Reeves Nelson is the only player to speak about and possibly accept responsibility for fights and fouls that kept other players from playing.
"On all that stuff, I have no trouble admitting that I lost control of my emotions sometimes," Nelson said, reports ESPN.
Nelson's attorney has called stories about his actions "nonsensical" and has demanded a retraction.
Of course, what this means is that as March Madness -- the annual NCAA basketball tournament -- approaches, the 'Ben Howland at UCLA lost control' story could get epic levels of attention. However, the attention might be less than in other years because UCLA is not quite as good this year as it has been previously.
But the question now is whether there will be any sort of criminal investigation into the incidents, as is often the case with bullying. For example, will Reeves Nelson face criminal assault charges?

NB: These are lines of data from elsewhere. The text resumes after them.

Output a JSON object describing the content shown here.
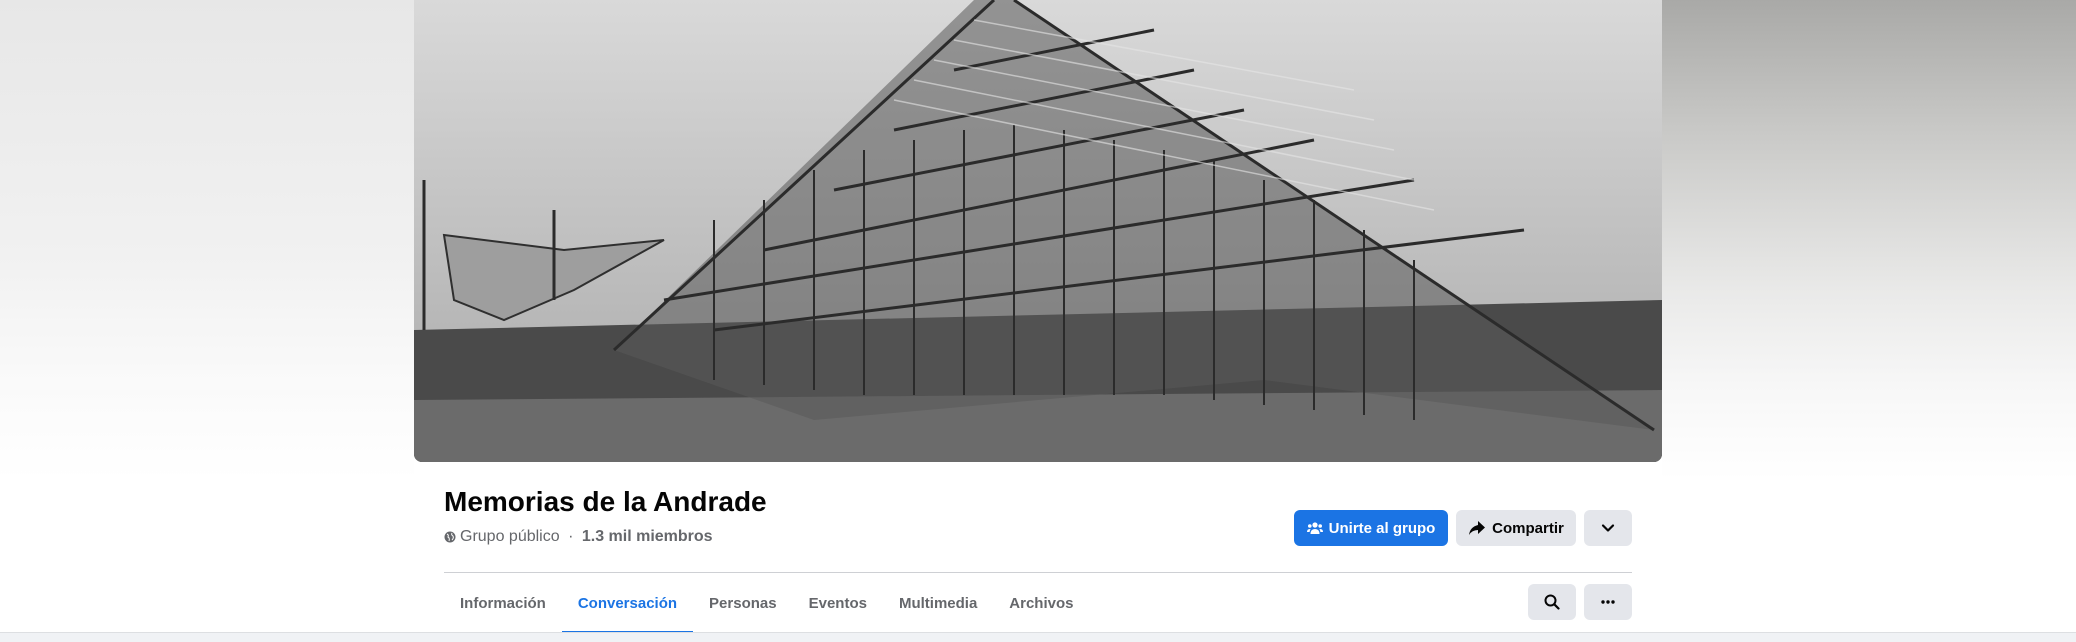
{
  "group": {
    "name": "Memorias de la Andrade",
    "privacy": "Grupo público",
    "separator": " · ",
    "members": "1.3 mil miembros"
  },
  "actions": {
    "join_label": "Unirte al grupo",
    "share_label": "Compartir"
  },
  "tabs": [
    {
      "label": "Información"
    },
    {
      "label": "Conversación"
    },
    {
      "label": "Personas"
    },
    {
      "label": "Eventos"
    },
    {
      "label": "Multimedia"
    },
    {
      "label": "Archivos"
    }
  ],
  "active_tab": "Conversación",
  "icons": {
    "privacy": "globe-icon",
    "join": "group-people-icon",
    "share": "share-arrow-icon",
    "more": "chevron-down-icon",
    "search": "search-icon",
    "options": "ellipsis-icon"
  },
  "colors": {
    "accent": "#1b74e4",
    "secondary_button": "#e4e6eb",
    "text_primary": "#050505",
    "text_secondary": "#65676b"
  }
}
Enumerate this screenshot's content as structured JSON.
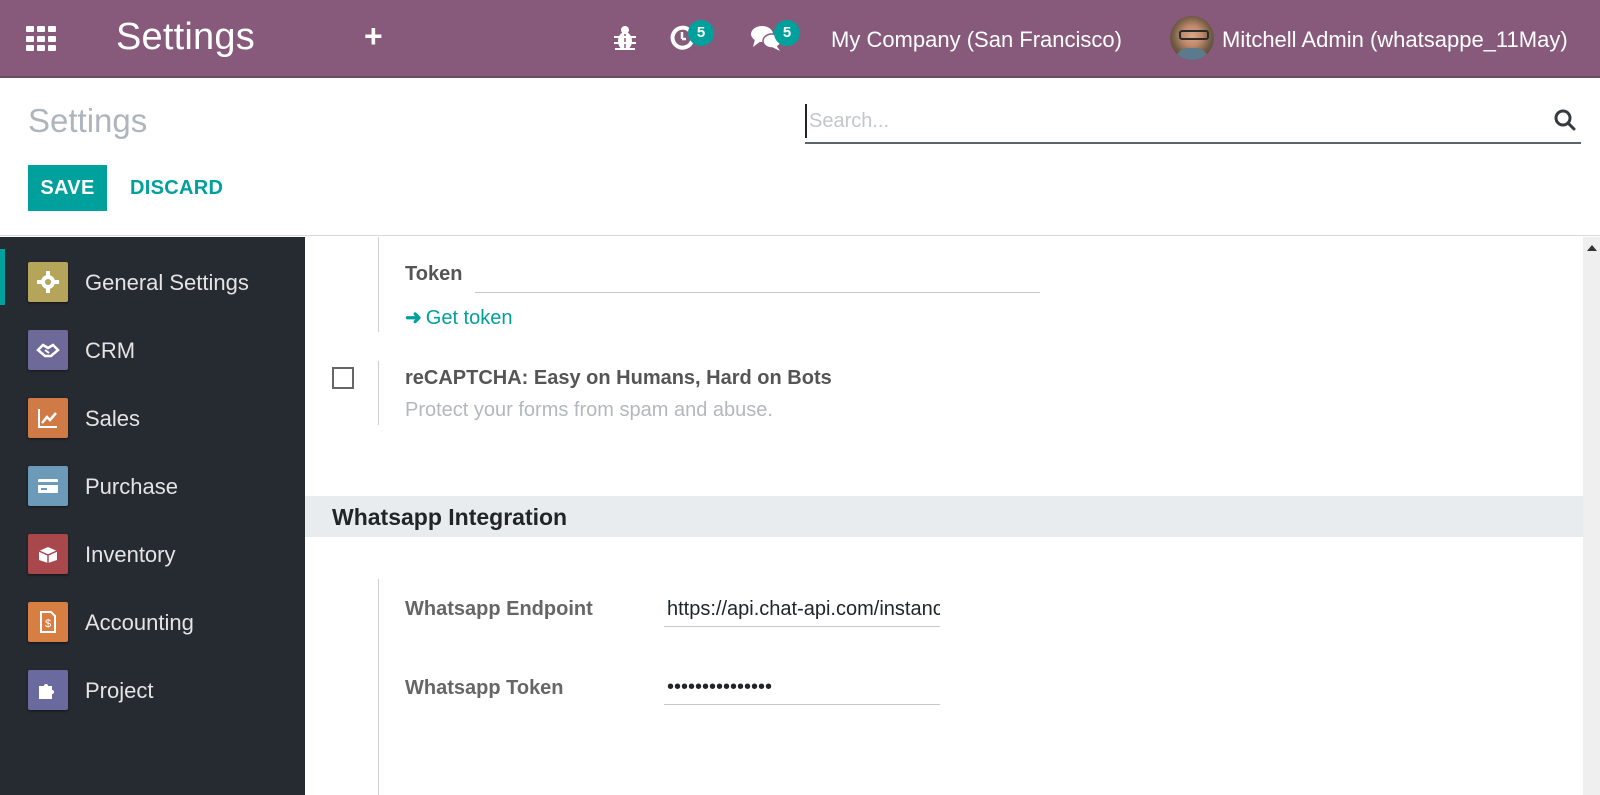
{
  "navbar": {
    "app_title": "Settings",
    "activity_count": "5",
    "messages_count": "5",
    "company": "My Company (San Francisco)",
    "user": "Mitchell Admin (whatsappe_11May)",
    "colors": {
      "brand": "#875a7b",
      "badge": "#00a09d"
    }
  },
  "control_panel": {
    "breadcrumb": "Settings",
    "search": {
      "placeholder": "Search...",
      "value": ""
    },
    "save_label": "SAVE",
    "discard_label": "DISCARD"
  },
  "sidebar": {
    "items": [
      {
        "label": "General Settings",
        "icon": "gear-icon",
        "color": "#b4a55a",
        "active": true
      },
      {
        "label": "CRM",
        "icon": "handshake-icon",
        "color": "#6d6a99",
        "active": false
      },
      {
        "label": "Sales",
        "icon": "chart-line-icon",
        "color": "#d07a45",
        "active": false
      },
      {
        "label": "Purchase",
        "icon": "credit-card-icon",
        "color": "#6b9bb8",
        "active": false
      },
      {
        "label": "Inventory",
        "icon": "box-icon",
        "color": "#a8484c",
        "active": false
      },
      {
        "label": "Accounting",
        "icon": "invoice-icon",
        "color": "#d77e42",
        "active": false
      },
      {
        "label": "Project",
        "icon": "puzzle-icon",
        "color": "#6a6a9e",
        "active": false
      }
    ]
  },
  "content": {
    "token": {
      "label": "Token",
      "value": "",
      "link": "Get token"
    },
    "recaptcha": {
      "checked": false,
      "title": "reCAPTCHA: Easy on Humans, Hard on Bots",
      "description": "Protect your forms from spam and abuse."
    },
    "whatsapp": {
      "section_title": "Whatsapp Integration",
      "endpoint_label": "Whatsapp Endpoint",
      "endpoint_value": "https://api.chat-api.com/instance",
      "token_label": "Whatsapp Token",
      "token_value": "•••••••••••••••"
    }
  }
}
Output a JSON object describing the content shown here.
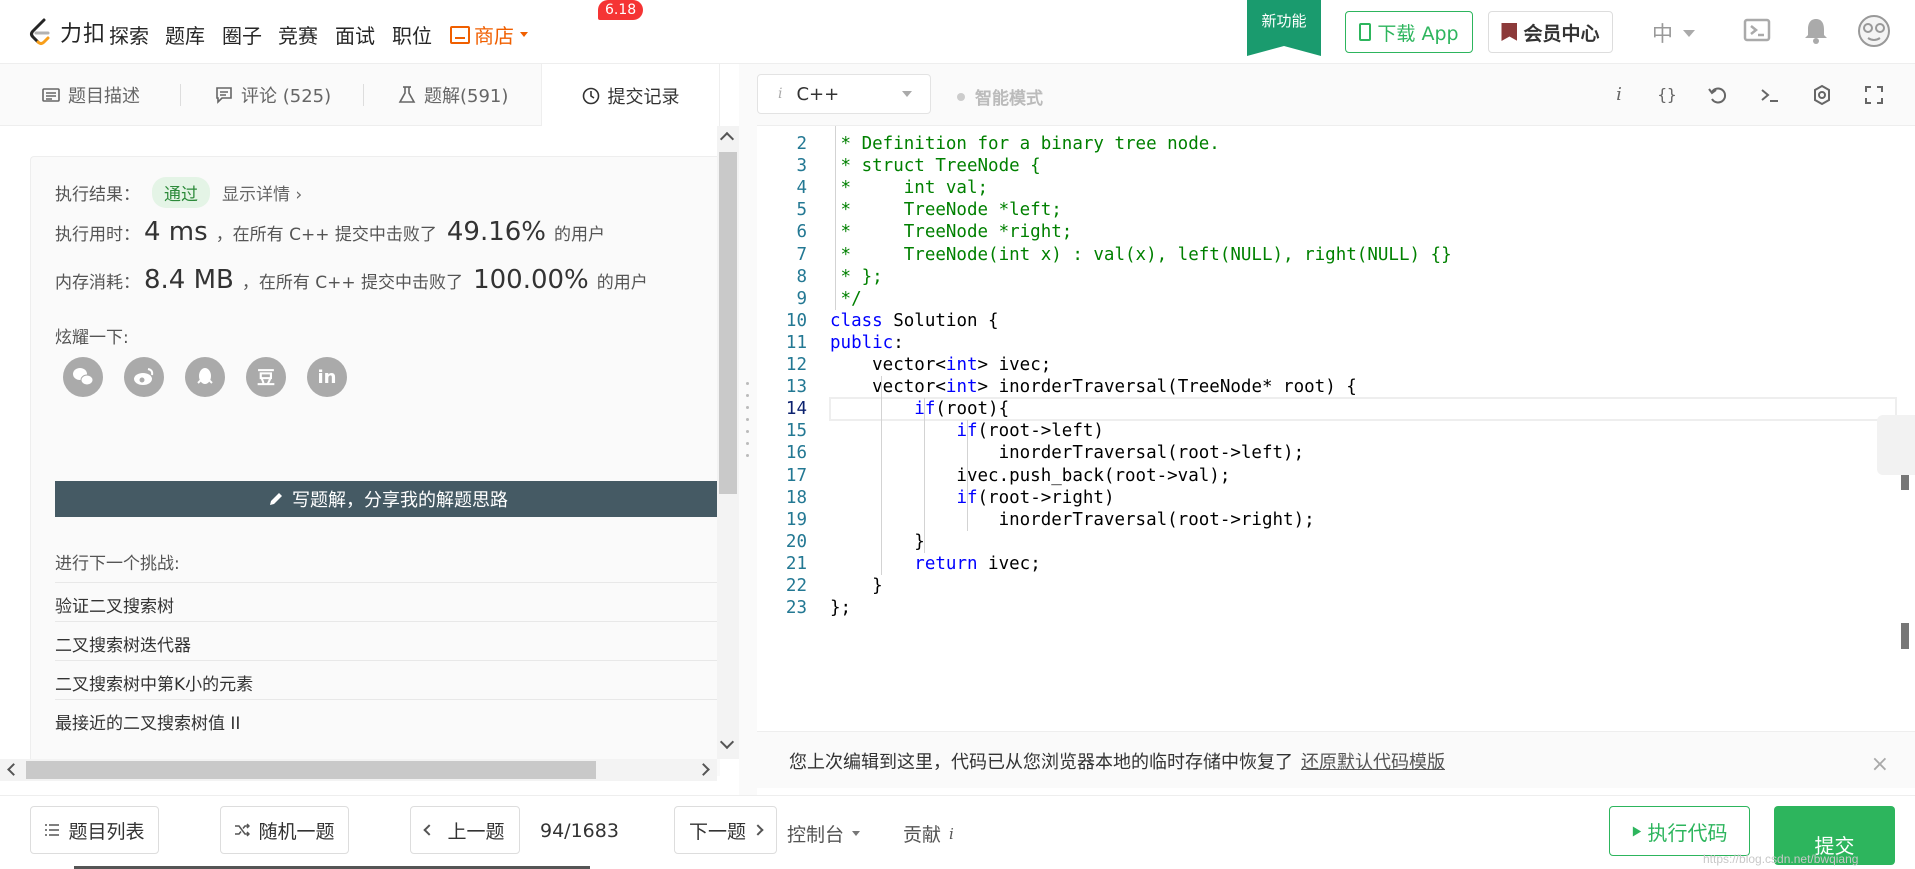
{
  "header": {
    "logo_text": "力扣",
    "nav": [
      "探索",
      "题库",
      "圈子",
      "竞赛",
      "面试",
      "职位"
    ],
    "shop_label": "商店",
    "shop_badge": "6.18",
    "new_feature": "新功能",
    "download_app": "下载 App",
    "vip_center": "会员中心",
    "language": "中"
  },
  "tabs": [
    {
      "label": "题目描述",
      "icon": "description-icon"
    },
    {
      "label": "评论 (525)",
      "icon": "comment-icon"
    },
    {
      "label": "题解(591)",
      "icon": "flask-icon"
    },
    {
      "label": "提交记录",
      "icon": "clock-icon",
      "active": true
    }
  ],
  "result": {
    "exec_label": "执行结果：",
    "status": "通过",
    "detail": "显示详情 ›",
    "time_label": "执行用时：",
    "time_value": "4 ms",
    "time_mid": "，在所有 C++ 提交中击败了",
    "time_pct": "49.16%",
    "time_tail": "的用户",
    "mem_label": "内存消耗：",
    "mem_value": "8.4 MB",
    "mem_mid": "，在所有 C++ 提交中击败了",
    "mem_pct": "100.00%",
    "mem_tail": "的用户",
    "share_label": "炫耀一下:",
    "share_buttons": [
      "wechat-icon",
      "weibo-icon",
      "qq-icon",
      "douban-icon",
      "linkedin-icon"
    ],
    "douban_glyph": "豆",
    "linkedin_glyph": "in",
    "write_solution": "写题解，分享我的解题思路",
    "next_label": "进行下一个挑战:",
    "next_items": [
      "验证二叉搜索树",
      "二叉搜索树迭代器",
      "二叉搜索树中第K小的元素",
      "最接近的二叉搜索树值 II"
    ]
  },
  "editor": {
    "language": "C++",
    "language_info": "i",
    "smart_mode": "智能模式",
    "toolbar_icons": [
      "info-icon",
      "braces-icon",
      "reset-icon",
      "terminal-icon",
      "settings-icon",
      "fullscreen-icon"
    ],
    "info_glyph": "i",
    "braces_glyph": "{}",
    "lines": [
      {
        "n": "2",
        "html": "<span class='c-cm'> * Definition for a binary tree node.</span>"
      },
      {
        "n": "3",
        "html": "<span class='c-cm'> * struct TreeNode {</span>"
      },
      {
        "n": "4",
        "html": "<span class='c-cm'> *     int val;</span>"
      },
      {
        "n": "5",
        "html": "<span class='c-cm'> *     TreeNode *left;</span>"
      },
      {
        "n": "6",
        "html": "<span class='c-cm'> *     TreeNode *right;</span>"
      },
      {
        "n": "7",
        "html": "<span class='c-cm'> *     TreeNode(int x) : val(x), left(NULL), right(NULL) {}</span>"
      },
      {
        "n": "8",
        "html": "<span class='c-cm'> * };</span>"
      },
      {
        "n": "9",
        "html": "<span class='c-cm'> */</span>"
      },
      {
        "n": "10",
        "html": "<span class='c-kw'>class</span> Solution {"
      },
      {
        "n": "11",
        "html": "<span class='c-kw'>public</span>:"
      },
      {
        "n": "12",
        "html": "    vector&lt;<span class='c-kw'>int</span>&gt; ivec;"
      },
      {
        "n": "13",
        "html": "    vector&lt;<span class='c-kw'>int</span>&gt; inorderTraversal(TreeNode* root) {"
      },
      {
        "n": "14",
        "html": "        <span class='c-kw'>if</span>(root){"
      },
      {
        "n": "15",
        "html": "            <span class='c-kw'>if</span>(root-&gt;left)"
      },
      {
        "n": "16",
        "html": "                inorderTraversal(root-&gt;left);"
      },
      {
        "n": "17",
        "html": "            ivec.push_back(root-&gt;val);"
      },
      {
        "n": "18",
        "html": "            <span class='c-kw'>if</span>(root-&gt;right)"
      },
      {
        "n": "19",
        "html": "                inorderTraversal(root-&gt;right);"
      },
      {
        "n": "20",
        "html": "        }"
      },
      {
        "n": "21",
        "html": "        <span class='c-kw'>return</span> ivec;"
      },
      {
        "n": "22",
        "html": "    }"
      },
      {
        "n": "23",
        "html": "};"
      }
    ],
    "current_line": "14",
    "restore_msg": "您上次编辑到这里，代码已从您浏览器本地的临时存储中恢复了",
    "restore_link": "还原默认代码模版",
    "close_glyph": "×"
  },
  "bottom": {
    "problem_list": "题目列表",
    "random": "随机一题",
    "prev": "上一题",
    "pager": "94/1683",
    "next": "下一题",
    "console": "控制台",
    "contribute": "贡献",
    "contribute_info": "i",
    "run": "执行代码",
    "submit": "提交",
    "watermark": "https://blog.csdn.net/bwqiang"
  },
  "colors": {
    "brand_green": "#2db55d",
    "shop_orange": "#f05f00",
    "badge_red": "#f53434",
    "new_feature_green": "#1a9b6e",
    "write_btn": "#455a64"
  }
}
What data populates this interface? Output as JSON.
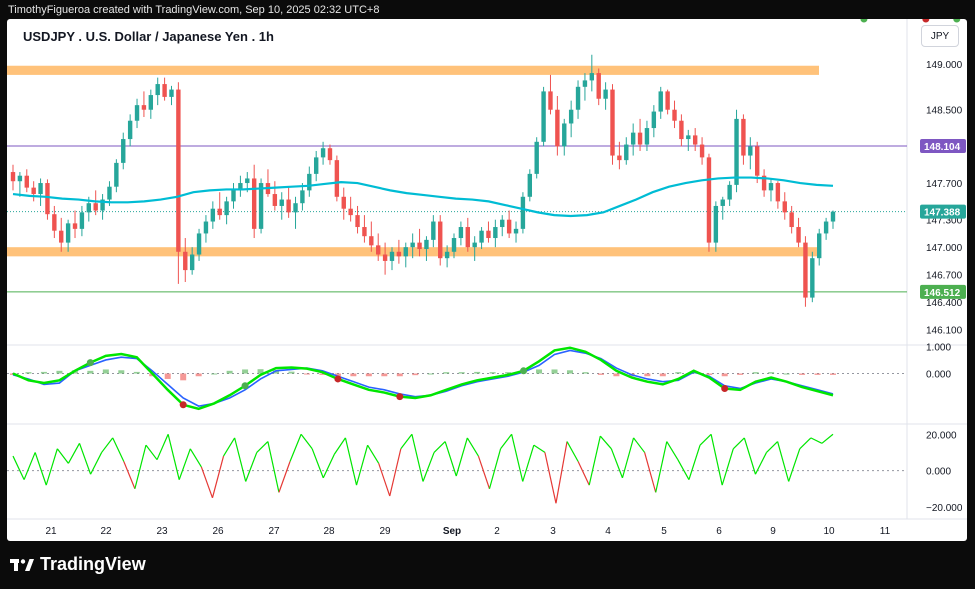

Will Ben Howland speak to the authorities to address what went on inside the locker room?
In most states, an assault/battery is committed when one person 1) tries to or does physically strike another, or 2) acts in a threatening manner to put another in fear of immediate harm.
Will there be officials out there who will try to put the UCLA bullying into that category? Will they learn a lesson from the hazing tragedy at Florida A & M before it's too late? It all remains to be seen.